Farmers join top court fight against wells

Lethbridge Herald
19 Jan 2018

A group with the support of thousands of farmers will appear before the Supreme Court of Canada to oppose a legal ruling that allows energy companies to walk away from unprofitable wells on agricultural land.

The court announced Thursday that it will hear from the Action Surface Rights Association in an appeal of the so-called Redwater decision. It allows bankrupt energy companies to abandon wells during bankruptcy proceedings without having to clean up the sites.

“It didn’t seem like anybody cared about the landowners’ position,” said Daryl Bennett, a farmer from Taber, and a member of the surface rights group, which asked the court to let it intervene.

“Industry is able to walk away from the requirement to return the land back like it was when they first took it.”

The 2016 ruling in Alberta Court of Queen’s Bench allows bankrupt energy companies to sever their connection with unprofitable and unreclaimed wells when their assets are sold off for creditors. Since that decision, more than 1,800 wells representing more than $100 million

in liabilities have been abandoned.

Alberta’s energy regulator, the Canadian Association of Petroleum Producers, the Alberta government and legal scholars have all warned about the consequences of that ruling.

Bennett and his neighbours are living with the results. He said friends of his have four wells on their land, two of which have been cut loose.

“The company has come in and they’ve said they don’t have to follow any of the terms of the lease any more,” he said. “They (farmers) can’t

get a loan on their land because of existing pollution. There’s noxious weeds being spread from lease to lease by the operator. They can do whatever they want.

“The land’s not being respected. The landowners aren’t being respected.”

Farmers also lose out on promised lease payments.

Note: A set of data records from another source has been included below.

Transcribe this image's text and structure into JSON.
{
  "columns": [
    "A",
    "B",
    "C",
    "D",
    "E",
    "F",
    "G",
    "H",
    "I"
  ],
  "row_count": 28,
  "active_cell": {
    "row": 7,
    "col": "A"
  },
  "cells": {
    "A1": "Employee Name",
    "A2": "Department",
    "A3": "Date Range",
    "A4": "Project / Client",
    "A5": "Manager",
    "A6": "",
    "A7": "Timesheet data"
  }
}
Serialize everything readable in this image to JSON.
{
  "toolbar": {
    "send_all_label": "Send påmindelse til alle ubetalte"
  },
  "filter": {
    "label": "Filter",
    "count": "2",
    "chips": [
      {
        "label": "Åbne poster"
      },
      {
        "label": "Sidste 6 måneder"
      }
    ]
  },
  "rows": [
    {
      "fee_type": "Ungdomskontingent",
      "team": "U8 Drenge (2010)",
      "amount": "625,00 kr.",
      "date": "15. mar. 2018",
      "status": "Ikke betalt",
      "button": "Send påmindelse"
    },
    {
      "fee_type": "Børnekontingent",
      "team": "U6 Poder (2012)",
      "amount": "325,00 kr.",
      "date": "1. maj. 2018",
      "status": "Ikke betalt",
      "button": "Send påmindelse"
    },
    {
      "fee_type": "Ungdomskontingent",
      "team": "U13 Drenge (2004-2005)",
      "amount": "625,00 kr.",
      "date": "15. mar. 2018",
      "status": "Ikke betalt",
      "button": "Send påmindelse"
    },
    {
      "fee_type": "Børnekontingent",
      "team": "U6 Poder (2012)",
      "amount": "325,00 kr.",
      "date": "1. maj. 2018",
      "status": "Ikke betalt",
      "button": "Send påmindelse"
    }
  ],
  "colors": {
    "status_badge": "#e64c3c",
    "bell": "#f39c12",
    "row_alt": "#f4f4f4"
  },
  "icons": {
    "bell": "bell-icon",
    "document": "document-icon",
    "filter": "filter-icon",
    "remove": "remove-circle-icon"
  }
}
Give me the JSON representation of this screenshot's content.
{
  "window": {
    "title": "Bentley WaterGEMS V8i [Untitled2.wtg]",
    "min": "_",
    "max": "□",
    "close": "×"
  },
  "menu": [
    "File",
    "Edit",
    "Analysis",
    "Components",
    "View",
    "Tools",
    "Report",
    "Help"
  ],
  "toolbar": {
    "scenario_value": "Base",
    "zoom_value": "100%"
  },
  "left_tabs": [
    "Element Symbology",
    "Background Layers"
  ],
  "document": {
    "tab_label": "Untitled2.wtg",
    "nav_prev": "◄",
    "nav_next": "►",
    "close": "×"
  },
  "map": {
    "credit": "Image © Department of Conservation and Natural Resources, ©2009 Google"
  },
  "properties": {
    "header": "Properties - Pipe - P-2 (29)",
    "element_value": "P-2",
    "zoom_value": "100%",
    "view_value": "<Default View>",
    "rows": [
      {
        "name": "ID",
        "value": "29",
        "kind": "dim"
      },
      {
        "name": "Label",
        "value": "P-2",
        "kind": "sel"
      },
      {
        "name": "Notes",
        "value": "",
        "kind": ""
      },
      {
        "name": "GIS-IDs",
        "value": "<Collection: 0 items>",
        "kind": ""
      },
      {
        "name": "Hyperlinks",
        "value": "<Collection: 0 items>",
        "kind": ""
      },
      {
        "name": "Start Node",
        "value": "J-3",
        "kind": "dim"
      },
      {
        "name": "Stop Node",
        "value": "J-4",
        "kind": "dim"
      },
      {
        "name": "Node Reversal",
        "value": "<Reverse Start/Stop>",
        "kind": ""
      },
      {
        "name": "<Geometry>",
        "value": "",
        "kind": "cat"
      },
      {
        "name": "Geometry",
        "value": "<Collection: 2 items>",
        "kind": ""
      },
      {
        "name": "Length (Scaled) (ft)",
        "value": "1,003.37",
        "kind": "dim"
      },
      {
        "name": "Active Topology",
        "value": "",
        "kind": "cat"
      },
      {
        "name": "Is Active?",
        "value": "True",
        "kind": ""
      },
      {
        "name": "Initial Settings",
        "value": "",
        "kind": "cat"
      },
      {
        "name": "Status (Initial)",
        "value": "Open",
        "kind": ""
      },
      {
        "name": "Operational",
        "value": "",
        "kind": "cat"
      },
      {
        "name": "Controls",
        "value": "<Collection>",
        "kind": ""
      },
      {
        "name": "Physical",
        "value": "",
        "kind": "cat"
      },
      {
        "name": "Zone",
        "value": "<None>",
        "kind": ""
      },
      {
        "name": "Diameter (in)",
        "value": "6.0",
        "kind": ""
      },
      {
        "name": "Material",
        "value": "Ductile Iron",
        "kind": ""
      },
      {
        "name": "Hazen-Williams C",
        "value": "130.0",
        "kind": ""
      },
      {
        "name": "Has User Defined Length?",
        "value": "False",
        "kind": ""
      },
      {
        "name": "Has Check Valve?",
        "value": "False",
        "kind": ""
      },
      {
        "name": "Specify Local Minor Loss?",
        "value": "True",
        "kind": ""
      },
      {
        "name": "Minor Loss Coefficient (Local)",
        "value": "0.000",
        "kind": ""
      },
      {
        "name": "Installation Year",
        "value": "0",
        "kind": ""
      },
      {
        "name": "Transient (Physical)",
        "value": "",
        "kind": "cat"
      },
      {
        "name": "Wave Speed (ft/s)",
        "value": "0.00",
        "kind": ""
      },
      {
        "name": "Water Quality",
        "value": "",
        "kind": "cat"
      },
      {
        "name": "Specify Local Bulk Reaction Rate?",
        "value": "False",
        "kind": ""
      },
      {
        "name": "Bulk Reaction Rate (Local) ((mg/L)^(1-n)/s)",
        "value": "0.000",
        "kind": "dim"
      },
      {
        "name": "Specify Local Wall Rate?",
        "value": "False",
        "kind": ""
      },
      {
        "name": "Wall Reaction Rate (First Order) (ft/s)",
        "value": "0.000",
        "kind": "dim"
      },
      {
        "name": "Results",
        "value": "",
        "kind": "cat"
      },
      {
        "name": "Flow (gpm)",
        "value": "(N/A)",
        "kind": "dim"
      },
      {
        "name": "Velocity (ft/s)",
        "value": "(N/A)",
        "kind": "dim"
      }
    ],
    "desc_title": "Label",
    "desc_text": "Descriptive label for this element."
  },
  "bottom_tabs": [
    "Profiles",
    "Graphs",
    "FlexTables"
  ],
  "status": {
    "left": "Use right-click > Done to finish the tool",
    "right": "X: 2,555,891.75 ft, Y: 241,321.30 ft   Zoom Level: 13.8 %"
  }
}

The Orphan Well Association, an industry-funded group that cleans up wells that have been left unreclaimed, can’t keep up with the number of companies walking away.